The take-away here is that if you’re looking for a bottle either to add to the collection or are just curious and want to try it (which at the current price point I strongly recommend), rest easy: there will be bottles. Patience may be called for but the supply will trickle down and make it to you, eventually. The LCBO has “committed” to ensuring supply year-round which I’m not exactly sure is going to be possible, but at least over the next few months Northern Harvest will be on the shelves and will be available. Don’t miss it while it’s here.

Happy foraging!

Tasting: Crown Royal Northern Harvest

My first tasting post, on account of the Jim Murray-fueled scarcity of this whiskey.

Northern Harvest Tasting

Crown Royal Northern Harvest 45% ABV

Canadian Whiskey; Gimli, Manitoba, Canada

Colour: Rich Orange.

Body: Syrupy. Clings to the glass with an iron grip.
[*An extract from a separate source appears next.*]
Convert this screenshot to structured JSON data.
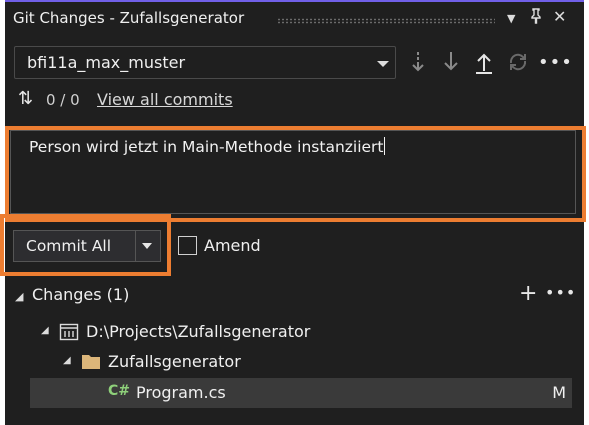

Nose: Restrained. Sherry, woody and cinnamon like from French oak, slightly sour but soft cereal notes. Candied orange peel. Opens up significantly with just a couple of drops of water.

Palate: Very oily. A sweet wash of stone fruits, mostly apricot. Dusty. Remarkably smooth with little heat. Hard to believe it is 45% ABV.

Finish: Warm spices, nutmeg, ginger, and a little cherry as if from a bourbon. Very long. The alcohol is felt here but still feels far less than the ABV suggests.

Overall: Did someone get Macallan in my Crown Royal? The harmony of the flavours here elevate this Crown Royal offering to, ahem, regal heights. Even though the mash bill is 90% rye, the rye character of this whiskey is subdued, resulting in something quite unique.

So…’Best Whiskey In The World’? Truly I think it’s foolish to say that for any whiskey. This is an excellent whiskey, with a rich and unique character. It is rye-like, scotch-like, and bourbon-like, nurturing traits of each of these great whiskies. It is though greater than the sum of its parts and should be enjoyed for the unique character it offers.

Happy foraging!